Today is Truth Day in America.
George Washington set the example when as a six-year-old he tried out his new hatchet on various plants including taking a slice off the bark of a small cherry tree. That killed it.
His furious father demanded to know who killed his prize planting. Washington responded that he did. “I cannot tell a lie,” he said. Washington’s father took his son tenderly in his arms and said, “Truth is worth more to me than a thousand trees!”
Lincoln knew well that large segments of the public can be led around by the nose for considerable periods of time. He said “You can fool some of the people all of the time and all of the people some of the time, but you cannot fool all of the people all of the time.”
Some elements of PR have been trying to spin PR as “building relationships” rather than telling the truth.
Thirteen PR groups worldwide have come up with three choices for a new definition of PR and two of them talk about “mutually beneficial relationships” which means the totality of an institution’s contacts with public and/or members.
Institutions want to show how friendly and well-meaning they are, how excellent their products are, how quick their service is, what good public citizens they are, etc. They want any abusive practices to be placed against the context of the entire history of the company.
What the public wants is the best products at the lowest possible prices. It wants its questions answered about a company and if the company doesn’t provide them it will find the answers on the web, assisted by social media. The public doesn’t want to be “stroked,” “cuddled” or whatever. It wants information high and hard.
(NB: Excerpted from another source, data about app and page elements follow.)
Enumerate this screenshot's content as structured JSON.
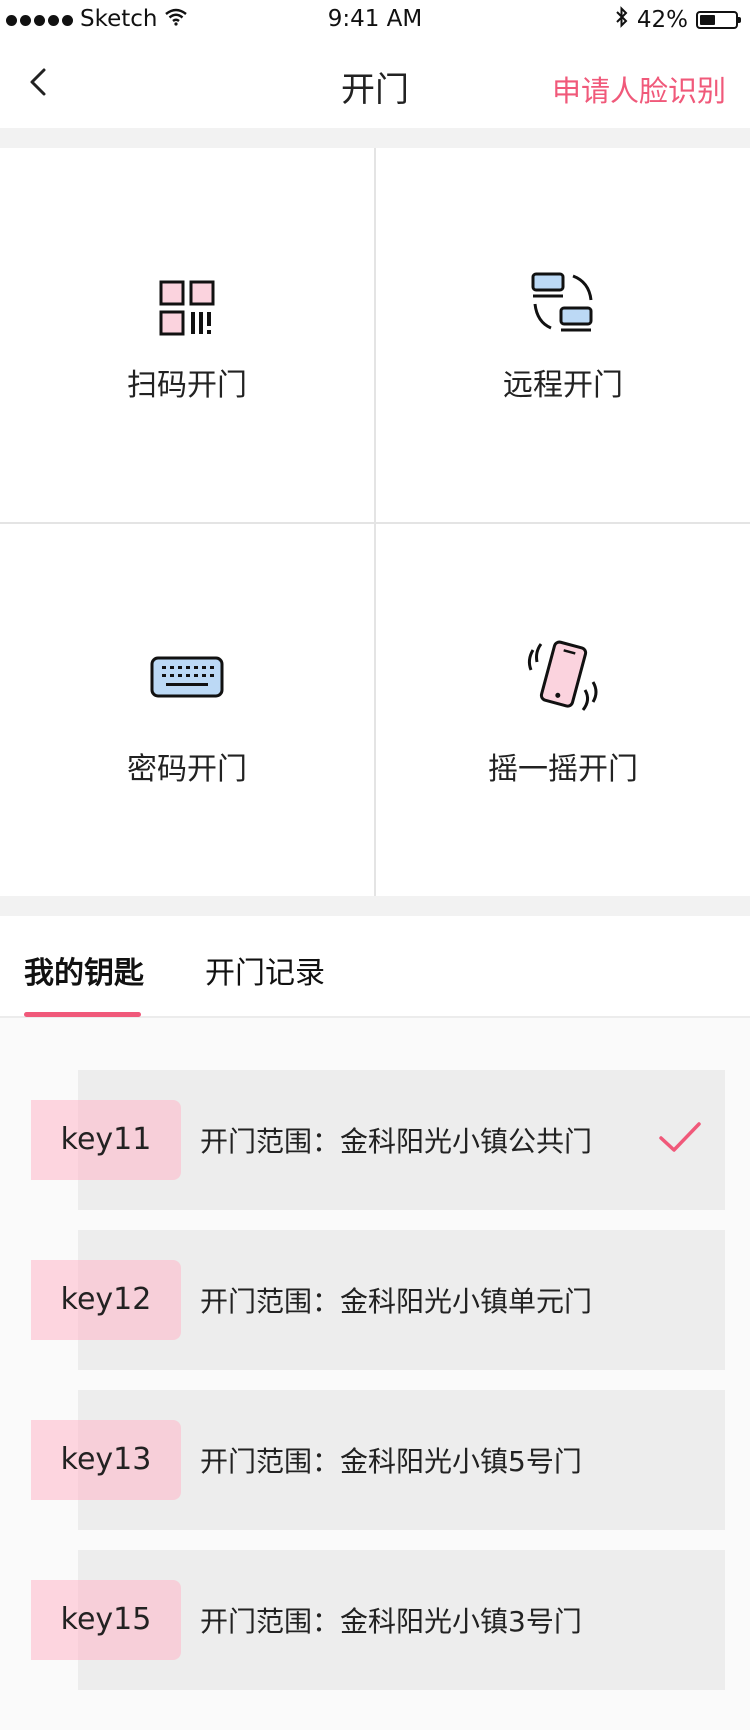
{
  "status_bar": {
    "carrier": "Sketch",
    "time": "9:41 AM",
    "battery_text": "42%",
    "battery_level": 0.42
  },
  "nav": {
    "title": "开门",
    "action": "申请人脸识别"
  },
  "methods": [
    {
      "label": "扫码开门",
      "icon": "qr-code-icon"
    },
    {
      "label": "远程开门",
      "icon": "remote-devices-icon"
    },
    {
      "label": "密码开门",
      "icon": "keyboard-icon"
    },
    {
      "label": "摇一摇开门",
      "icon": "shake-phone-icon"
    }
  ],
  "tabs": [
    {
      "label": "我的钥匙",
      "active": true
    },
    {
      "label": "开门记录",
      "active": false
    }
  ],
  "keys": [
    {
      "name": "key11",
      "range": "开门范围：金科阳光小镇公共门",
      "selected": true
    },
    {
      "name": "key12",
      "range": "开门范围：金科阳光小镇单元门",
      "selected": false
    },
    {
      "name": "key13",
      "range": "开门范围：金科阳光小镇5号门",
      "selected": false
    },
    {
      "name": "key15",
      "range": "开门范围：金科阳光小镇3号门",
      "selected": false
    }
  ],
  "colors": {
    "accent": "#f0597a",
    "icon_pink": "#fbd3de",
    "icon_blue": "#bcd9f5",
    "tag_pink": "#ffb6c8",
    "card_gray": "#ededed"
  }
}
Although social media are a target of PR these days, positive mention in traditional media is also what clients want.
As Lincoln pointed out, it can take a period of time for the truth about something to emerge and in the meantime lots of affected parties can be damaged.
Public debate, as exemplified by the nearly 20 debates conducted by the Republican Presidential candidates, is the way truth is arrived at in America.
Not only are the debates fully public, but complete transcripts are available for anyone who seeks them.
The definitions being discussed by the 13 PR groups leave out details of how “relationships” are to be conducted.
Will CEOs face roomfuls of reporters with flocks of questions? Will PR dept. heads of major companies identify themselves and answer questions? Will PR organizations face the low standing of PR with the public and try to do something about it?
The 1999 PR Society/Rockefeller study found “PR specialist” ranked 43rd on a list of 45 believable sources and on Jan. 29 New York Times columnist David Carr said CEOs “live behind a wall of communications operatives, many of whom ladle out slop meant to obscure rather than reveal.”
He also complained about too many PR people hiding behind “underlings” who answer phones and e-mails.
Nothing has been done by any PR organization, including the 13 seeking a new definition of PR, about answering either challenge to the credibility of PR.
PR groups and PR depts. of institutions should adopt as their goal the pursuit of truth and accuracy the way courtrooms go about this.
Participants must swear to tell “the truth, the whole truth and nothing but the truth.”
This would eliminate agenda-setting, mis-direction and any diversionary tactics. Institutions would be required to present themselves for questioning.
Defendants sometimes don’t testify in court but their representatives must or they will be held in contempt of court.
Refusal of institutions to face the press and public in a public venue shows contempt for the press and public. PR groups, which are big fans of “social media,” should try practicing it themselves. Also what needs to be dropped is limiting the spread of information to information that is “accurate and truthful.”
That allows a subject to say that while all facts presented about it are accurate, they concentrate on negative aspects and are therefore not “balanced” nor “truthful.” Facts should “stand by themselves” and the approach should be, “Let the chips fall where they may.”
An excellent discussion of PR in general and its problems in getting materials posted on Wikipedia is taking place on Facebook in a site called “Corporate Representatives for Ethical Wikipedia Engagement.”
CREWE was started in January by Phil Gomes, head of digital for Edelman based in Chicago. Hundreds of comments and links have been posted by the more than 170 members including nearly a dozen by this writer.
We have not only traded e-mails with a number of the participants but have had actual phone conversations with some of them—a rarity in PR these days.
No one on CREWE is making much headway against WP rules which bar “original sources” (recognition of such sources by “reliable” media is needed) and its aversion to controversy, promotion, anything that benefits the author of an entry, and its concern about entries that may violate someone’s copyright.
WP says it’s a “reference source” that relies on “references” in “reliable media.”
It does not agree with other definitions of encyclopedic that say such a work is “complete” and “all-encompassing.” WP has placed many limits on what an encyclopedia is.